*** Available records Section Begins ***

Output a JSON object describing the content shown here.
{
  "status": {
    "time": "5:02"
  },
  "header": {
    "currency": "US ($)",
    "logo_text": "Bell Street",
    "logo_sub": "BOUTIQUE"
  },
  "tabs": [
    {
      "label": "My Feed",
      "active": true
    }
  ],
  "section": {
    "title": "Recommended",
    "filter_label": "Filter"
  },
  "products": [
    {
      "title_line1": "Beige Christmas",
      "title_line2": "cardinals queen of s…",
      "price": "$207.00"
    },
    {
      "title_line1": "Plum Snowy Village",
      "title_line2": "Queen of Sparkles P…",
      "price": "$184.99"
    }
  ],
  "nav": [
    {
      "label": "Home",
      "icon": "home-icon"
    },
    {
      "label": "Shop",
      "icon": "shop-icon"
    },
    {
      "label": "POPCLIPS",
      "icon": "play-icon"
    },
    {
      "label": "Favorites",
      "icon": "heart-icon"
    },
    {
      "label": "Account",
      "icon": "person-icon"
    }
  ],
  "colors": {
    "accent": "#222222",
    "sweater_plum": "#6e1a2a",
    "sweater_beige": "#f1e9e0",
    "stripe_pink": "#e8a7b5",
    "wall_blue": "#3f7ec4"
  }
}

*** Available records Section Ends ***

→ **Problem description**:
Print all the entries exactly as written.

→ **Solution to the exercise**:
Output a JSON object describing the content shown here.
{
  "status": {
    "time": "5:02"
  },
  "header": {
    "currency": "US ($)",
    "logo_text": "Bell Street",
    "logo_sub": "BOUTIQUE"
  },
  "tabs": [
    {
      "label": "My Feed",
      "active": true
    }
  ],
  "section": {
    "title": "Recommended",
    "filter_label": "Filter"
  },
  "products": [
    {
      "title_line1": "Beige Christmas",
      "title_line2": "cardinals queen of s…",
      "price": "$207.00"
    },
    {
      "title_line1": "Plum Snowy Village",
      "title_line2": "Queen of Sparkles P…",
      "price": "$184.99"
    }
  ],
  "nav": [
    {
      "label": "Home",
      "icon": "home-icon"
    },
    {
      "label": "Shop",
      "icon": "shop-icon"
    },
    {
      "label": "POPCLIPS",
      "icon": "play-icon"
    },
    {
      "label": "Favorites",
      "icon": "heart-icon"
    },
    {
      "label": "Account",
      "icon": "person-icon"
    }
  ],
  "colors": {
    "accent": "#222222",
    "sweater_plum": "#6e1a2a",
    "sweater_beige": "#f1e9e0",
    "stripe_pink": "#e8a7b5",
    "wall_blue": "#3f7ec4"
  }
}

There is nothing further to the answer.